- Chariton's Erotic History
It is clear that numerous personages and events of Chaireas and Callirhoe are either taken directly from history or are in some way based on historiographical materials.1 The work has been considered a historical romance,2 yet its mixture of genuine historical fact, gross inaccuracies, anachronisms of Chariton's period,3 and reflections of drama, oratory, and epic4 suggests to some that Chariton merely aims to provide a "general colouring of Greek history, to titillate the readers" (Reardon 1996, 327). I believe Chariton had larger aims. Building upon the insights of Edwards (1987, 29–51) into how Chariton depicts Aphrodite's influence upon politics and society, I consider here how Chariton adapts familiar elements from history in order to provide a contrast to [End Page 613] history, as those elements' usual political and social significances are attenuated or ignored and as they in turn become evidence for the operations of Aphrodite. Thus a Greek assembly pleads for the marriage of teenagers, an eros–obsessed satrap contemplates revolt, and the hero, seeking vengeance against his erotic rival, mimics the deeds of Alexander. I use these elements to produce an outline (not a full–fledged narrative) of an "alternative" history of Syracuse, one that suggests a more satisfying history wherein Aphrodisian values are pursued with the same vigor as those of conventional history.5 I do not assert that Chariton intended his work to be read as a type of history or even as a historical novel;6 I merely wish to reveal the historical narrative that is contained (with much else) within the text and its significance.
To provide context for this reading I begin with Müller's observation that Chariton offers his work as a successor to epic inasmuch as Chaireas and Callirhoe concerns a heroic period of Greek history that had by Chariton's time become legendary.7 For such "epic" and "mythologized" history, traditional accounts, such as those of Thucydides, become simply raw material, such as Homer became for later poets, dramatists and rhetoricians—material to be altered according to the author's purposes.8 Further, as Bowersock notes, starting at roughly the [End Page 614] time of Nero, various literary works appeared that challenged conventional history or myth by presenting an alternative version of famous events: for example, the account of the Trojan War offered under the name of Dictys of Crete.9 I suggest that, for Chariton, the glorious period of Syracuse's victory over Athens is sufficiently remote and mythologized to be the legitimate object of a similar rewriting, an "alternative" history which demonstrates that pursuit of the values of Aphrodite and Eros can bring the sort of success achieved by the heroes of conventional histories. The outlines of such an alternative history can be extracted from Chaireas and Callirhoe.
The starting point for Chariton's alternative erotic history is an idealized Syracuse, a state whose unique excellence makes it a fitting birthplace for the exceptional Chaireas and Callirhoe. A long–standing literary tradition idealized Syracuse and Hermocrates for their wealth and unexpected defeat of Athens.10 The Syracuse of Chaireas and Callirhoe is a city with recognizably Hellenic political and social institutions that work in surprising harmony.11 Hellenistic and Roman historiography often connect the rise and fall of states and individuals to their character and actions; similarly, the social harmony and success of these fictive Syracusans are linked to their willingness to follow the influence of Aphrodite, whose politically beneficent effects are observed early on.

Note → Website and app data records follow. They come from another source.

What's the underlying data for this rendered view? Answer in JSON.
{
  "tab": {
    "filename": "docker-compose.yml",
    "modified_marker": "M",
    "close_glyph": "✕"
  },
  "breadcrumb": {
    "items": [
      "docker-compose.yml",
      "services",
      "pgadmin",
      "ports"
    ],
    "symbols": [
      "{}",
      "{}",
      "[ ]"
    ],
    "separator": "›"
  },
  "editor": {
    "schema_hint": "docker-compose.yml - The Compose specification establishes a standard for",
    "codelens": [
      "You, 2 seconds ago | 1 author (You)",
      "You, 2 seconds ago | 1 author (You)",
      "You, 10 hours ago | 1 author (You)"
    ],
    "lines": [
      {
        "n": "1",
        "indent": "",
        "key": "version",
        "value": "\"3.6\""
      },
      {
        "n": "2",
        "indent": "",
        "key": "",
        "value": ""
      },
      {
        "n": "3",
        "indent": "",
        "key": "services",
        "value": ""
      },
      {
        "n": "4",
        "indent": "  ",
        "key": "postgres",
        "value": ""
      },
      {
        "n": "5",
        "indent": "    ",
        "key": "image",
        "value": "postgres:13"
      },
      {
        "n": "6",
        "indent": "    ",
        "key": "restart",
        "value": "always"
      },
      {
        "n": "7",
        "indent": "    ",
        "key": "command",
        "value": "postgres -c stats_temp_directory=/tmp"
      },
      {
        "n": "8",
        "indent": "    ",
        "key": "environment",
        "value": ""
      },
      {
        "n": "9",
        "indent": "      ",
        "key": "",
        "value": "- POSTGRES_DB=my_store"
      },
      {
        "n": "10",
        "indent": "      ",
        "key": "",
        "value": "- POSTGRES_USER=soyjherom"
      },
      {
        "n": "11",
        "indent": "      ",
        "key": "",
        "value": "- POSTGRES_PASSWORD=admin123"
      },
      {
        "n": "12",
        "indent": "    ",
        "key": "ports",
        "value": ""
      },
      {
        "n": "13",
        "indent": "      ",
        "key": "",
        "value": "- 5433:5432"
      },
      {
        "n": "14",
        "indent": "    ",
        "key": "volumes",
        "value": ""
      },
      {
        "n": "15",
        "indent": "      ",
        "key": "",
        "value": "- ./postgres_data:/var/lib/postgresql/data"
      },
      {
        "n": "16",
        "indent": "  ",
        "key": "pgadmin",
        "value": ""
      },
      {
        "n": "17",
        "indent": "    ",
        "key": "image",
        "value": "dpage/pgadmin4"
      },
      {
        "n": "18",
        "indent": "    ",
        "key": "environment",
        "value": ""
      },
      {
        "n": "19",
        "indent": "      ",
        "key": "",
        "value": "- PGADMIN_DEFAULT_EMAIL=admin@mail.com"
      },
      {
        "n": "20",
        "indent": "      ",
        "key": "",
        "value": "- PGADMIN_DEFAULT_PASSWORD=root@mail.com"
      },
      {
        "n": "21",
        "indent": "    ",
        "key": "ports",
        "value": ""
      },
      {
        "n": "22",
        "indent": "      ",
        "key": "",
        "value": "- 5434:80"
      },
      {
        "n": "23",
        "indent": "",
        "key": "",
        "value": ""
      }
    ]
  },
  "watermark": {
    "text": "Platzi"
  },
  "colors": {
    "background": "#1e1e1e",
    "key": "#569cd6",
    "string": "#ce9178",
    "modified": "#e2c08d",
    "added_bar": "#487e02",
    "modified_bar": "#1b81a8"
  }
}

Initially a fierce political rivalry exists between Hermocrates and Ariston (1.1.3–4). Such rivalries were a common historiographical topos as well as a present reality of the Greek East.12 They often brought civic [End Page 615] disaster, but here Eros, "who is a lover of victory and rejoices in paradoxes set straight," decides that the rivals' two children should be married and arranges their meeting. Chaireas and Callirhoe fall in love, and, forbidden to marry, begin to waste away (1.1.4–10). At the next scheduled assembly the Syracusans, dominated by Eros the demagogue, ignore all other public business and instead beg Hermocrates to marry...